------ Data to process

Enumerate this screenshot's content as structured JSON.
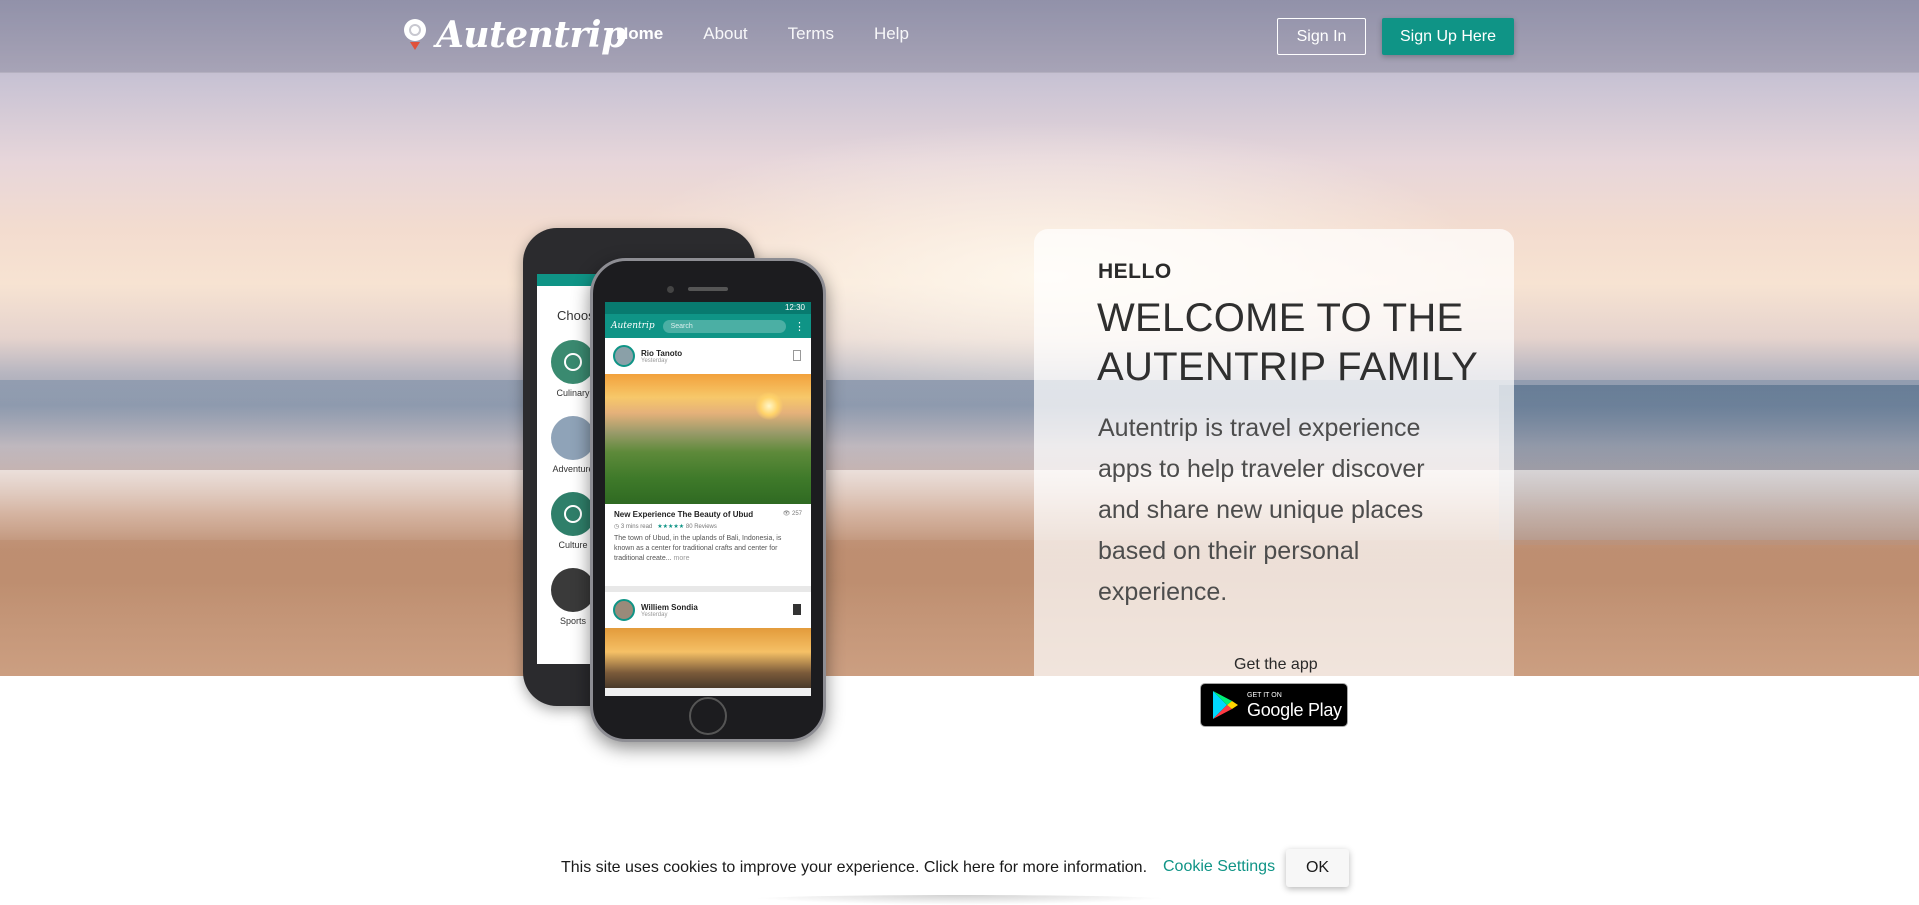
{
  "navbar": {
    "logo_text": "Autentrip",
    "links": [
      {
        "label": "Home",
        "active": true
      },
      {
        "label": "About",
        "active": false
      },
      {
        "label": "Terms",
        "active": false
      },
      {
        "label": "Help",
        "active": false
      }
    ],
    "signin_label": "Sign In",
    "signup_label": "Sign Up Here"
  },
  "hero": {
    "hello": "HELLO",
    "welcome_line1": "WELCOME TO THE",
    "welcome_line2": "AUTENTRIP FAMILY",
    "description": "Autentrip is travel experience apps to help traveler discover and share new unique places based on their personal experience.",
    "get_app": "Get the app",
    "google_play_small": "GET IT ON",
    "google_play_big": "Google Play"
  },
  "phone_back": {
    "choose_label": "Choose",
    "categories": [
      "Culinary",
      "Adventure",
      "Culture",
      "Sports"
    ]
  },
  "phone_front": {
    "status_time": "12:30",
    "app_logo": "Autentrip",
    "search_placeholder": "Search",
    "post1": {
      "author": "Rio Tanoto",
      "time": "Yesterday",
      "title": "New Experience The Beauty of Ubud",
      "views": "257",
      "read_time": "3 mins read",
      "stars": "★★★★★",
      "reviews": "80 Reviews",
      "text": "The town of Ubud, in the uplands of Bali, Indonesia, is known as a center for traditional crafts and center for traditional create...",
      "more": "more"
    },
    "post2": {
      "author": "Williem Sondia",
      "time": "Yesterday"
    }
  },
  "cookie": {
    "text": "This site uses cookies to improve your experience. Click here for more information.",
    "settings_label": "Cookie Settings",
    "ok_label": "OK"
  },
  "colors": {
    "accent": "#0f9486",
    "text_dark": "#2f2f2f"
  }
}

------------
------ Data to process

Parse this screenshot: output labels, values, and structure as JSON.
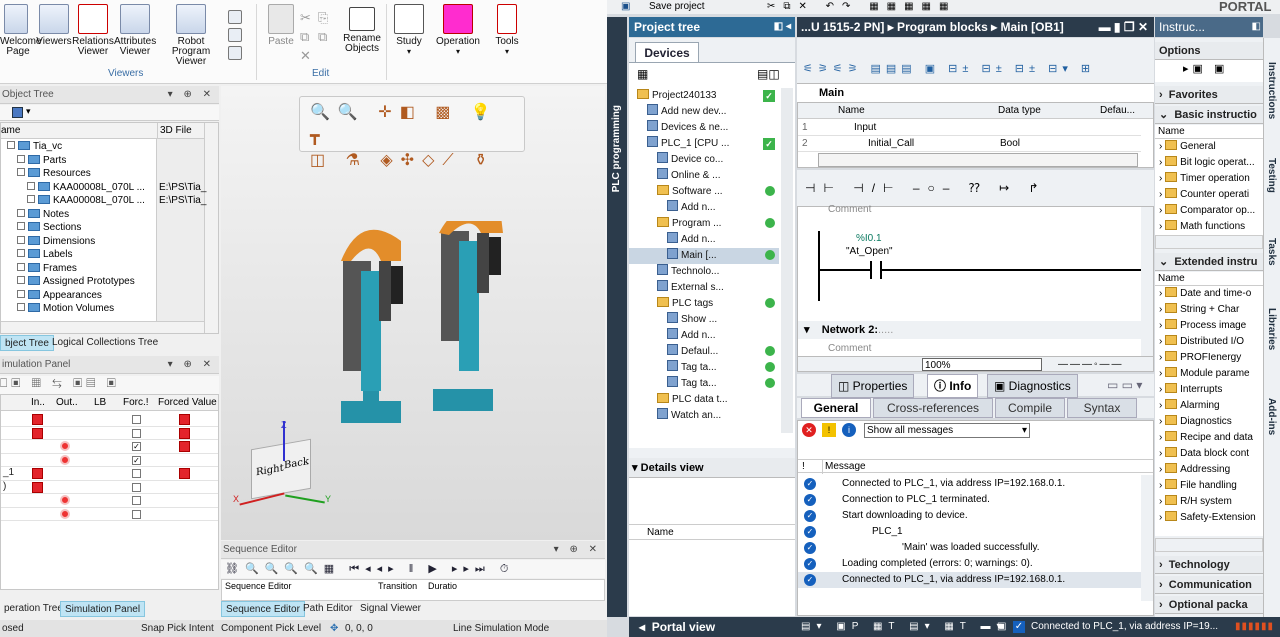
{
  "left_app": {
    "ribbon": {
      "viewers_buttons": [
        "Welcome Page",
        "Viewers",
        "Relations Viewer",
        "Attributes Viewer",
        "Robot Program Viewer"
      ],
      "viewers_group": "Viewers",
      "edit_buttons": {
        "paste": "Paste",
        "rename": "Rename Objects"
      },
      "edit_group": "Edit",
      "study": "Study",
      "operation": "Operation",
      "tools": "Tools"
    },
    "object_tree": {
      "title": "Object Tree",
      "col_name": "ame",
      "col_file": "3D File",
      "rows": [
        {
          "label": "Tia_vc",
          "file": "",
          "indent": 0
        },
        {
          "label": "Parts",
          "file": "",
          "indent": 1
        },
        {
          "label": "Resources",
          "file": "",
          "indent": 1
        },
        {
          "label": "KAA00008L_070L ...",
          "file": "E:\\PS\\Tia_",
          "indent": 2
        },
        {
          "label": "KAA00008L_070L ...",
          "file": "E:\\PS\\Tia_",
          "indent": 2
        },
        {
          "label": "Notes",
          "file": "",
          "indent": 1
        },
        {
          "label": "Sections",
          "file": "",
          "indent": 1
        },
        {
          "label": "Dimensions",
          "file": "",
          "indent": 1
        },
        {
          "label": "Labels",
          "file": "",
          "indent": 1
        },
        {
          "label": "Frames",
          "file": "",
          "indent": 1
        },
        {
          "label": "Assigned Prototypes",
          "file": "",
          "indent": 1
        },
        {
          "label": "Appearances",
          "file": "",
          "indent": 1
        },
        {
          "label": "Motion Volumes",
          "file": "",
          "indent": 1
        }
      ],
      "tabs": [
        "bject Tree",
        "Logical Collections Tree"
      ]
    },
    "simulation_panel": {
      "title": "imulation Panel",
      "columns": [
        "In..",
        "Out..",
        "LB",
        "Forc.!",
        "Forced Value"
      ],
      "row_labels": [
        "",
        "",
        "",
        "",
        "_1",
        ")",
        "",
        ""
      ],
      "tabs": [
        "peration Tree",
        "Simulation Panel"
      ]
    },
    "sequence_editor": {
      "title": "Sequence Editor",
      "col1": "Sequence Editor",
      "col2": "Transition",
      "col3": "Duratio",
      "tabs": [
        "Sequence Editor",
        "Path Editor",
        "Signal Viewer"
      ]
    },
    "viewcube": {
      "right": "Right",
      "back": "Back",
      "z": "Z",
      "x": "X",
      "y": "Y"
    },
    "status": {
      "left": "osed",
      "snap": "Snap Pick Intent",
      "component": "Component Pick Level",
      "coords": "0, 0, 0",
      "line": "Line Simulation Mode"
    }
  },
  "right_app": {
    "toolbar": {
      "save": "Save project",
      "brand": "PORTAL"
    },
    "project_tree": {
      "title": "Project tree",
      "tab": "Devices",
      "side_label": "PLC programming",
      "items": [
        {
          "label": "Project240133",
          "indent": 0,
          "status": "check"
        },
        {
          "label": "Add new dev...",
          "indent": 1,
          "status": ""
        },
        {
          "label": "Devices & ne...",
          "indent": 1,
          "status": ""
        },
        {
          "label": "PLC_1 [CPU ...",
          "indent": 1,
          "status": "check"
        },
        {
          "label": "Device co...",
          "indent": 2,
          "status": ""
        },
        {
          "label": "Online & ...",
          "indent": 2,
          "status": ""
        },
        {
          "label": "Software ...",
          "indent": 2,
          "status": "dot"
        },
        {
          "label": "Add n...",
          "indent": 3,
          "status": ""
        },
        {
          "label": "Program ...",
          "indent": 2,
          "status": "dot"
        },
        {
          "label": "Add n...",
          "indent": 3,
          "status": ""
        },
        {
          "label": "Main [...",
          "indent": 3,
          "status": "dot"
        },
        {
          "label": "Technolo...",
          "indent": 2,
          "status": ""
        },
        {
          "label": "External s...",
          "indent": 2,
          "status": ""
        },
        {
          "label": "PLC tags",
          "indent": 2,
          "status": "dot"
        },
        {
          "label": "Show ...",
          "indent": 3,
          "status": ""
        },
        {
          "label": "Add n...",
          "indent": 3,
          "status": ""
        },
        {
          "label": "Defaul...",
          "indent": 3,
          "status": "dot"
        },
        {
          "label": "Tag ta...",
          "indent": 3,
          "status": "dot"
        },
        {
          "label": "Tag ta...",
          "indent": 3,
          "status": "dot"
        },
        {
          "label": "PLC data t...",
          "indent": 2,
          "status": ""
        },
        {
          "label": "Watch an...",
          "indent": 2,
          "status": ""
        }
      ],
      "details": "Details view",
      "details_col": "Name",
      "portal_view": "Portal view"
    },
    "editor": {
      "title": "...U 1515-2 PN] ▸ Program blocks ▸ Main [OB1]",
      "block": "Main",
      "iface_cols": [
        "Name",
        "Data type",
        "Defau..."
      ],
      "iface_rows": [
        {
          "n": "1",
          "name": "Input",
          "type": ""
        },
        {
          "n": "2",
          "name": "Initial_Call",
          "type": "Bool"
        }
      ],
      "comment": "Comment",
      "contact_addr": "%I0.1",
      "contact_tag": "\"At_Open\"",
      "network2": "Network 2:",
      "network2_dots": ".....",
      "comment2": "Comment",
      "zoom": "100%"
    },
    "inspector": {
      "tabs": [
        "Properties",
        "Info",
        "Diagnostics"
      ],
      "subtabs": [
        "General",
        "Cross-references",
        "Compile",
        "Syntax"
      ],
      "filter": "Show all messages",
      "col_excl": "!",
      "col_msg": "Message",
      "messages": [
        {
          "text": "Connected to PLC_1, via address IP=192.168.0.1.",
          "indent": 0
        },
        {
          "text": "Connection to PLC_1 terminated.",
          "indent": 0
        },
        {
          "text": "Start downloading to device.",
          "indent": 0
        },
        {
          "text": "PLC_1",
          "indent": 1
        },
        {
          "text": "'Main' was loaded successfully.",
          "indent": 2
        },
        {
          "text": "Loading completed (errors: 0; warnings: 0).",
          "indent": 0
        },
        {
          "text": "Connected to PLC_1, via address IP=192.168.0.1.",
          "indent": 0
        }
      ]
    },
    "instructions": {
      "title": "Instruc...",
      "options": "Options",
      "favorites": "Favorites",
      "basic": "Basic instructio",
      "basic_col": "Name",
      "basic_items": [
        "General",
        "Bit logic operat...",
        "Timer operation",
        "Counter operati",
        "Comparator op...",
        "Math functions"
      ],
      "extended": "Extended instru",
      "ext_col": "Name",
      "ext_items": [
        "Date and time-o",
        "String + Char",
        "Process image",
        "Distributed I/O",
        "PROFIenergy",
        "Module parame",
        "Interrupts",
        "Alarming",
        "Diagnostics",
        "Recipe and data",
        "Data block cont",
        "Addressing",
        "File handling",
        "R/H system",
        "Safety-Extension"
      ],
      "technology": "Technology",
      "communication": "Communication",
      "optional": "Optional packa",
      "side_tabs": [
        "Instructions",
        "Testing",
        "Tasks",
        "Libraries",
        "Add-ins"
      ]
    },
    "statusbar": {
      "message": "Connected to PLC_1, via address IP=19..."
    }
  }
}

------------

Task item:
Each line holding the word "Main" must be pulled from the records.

Worked solution:
          "label": "Main [...",
      "title": "...U 1515-2 PN] ▸ Program blocks ▸ Main [OB1]",
      "block": "Main",
          "text": "'Main' was loaded successfully.",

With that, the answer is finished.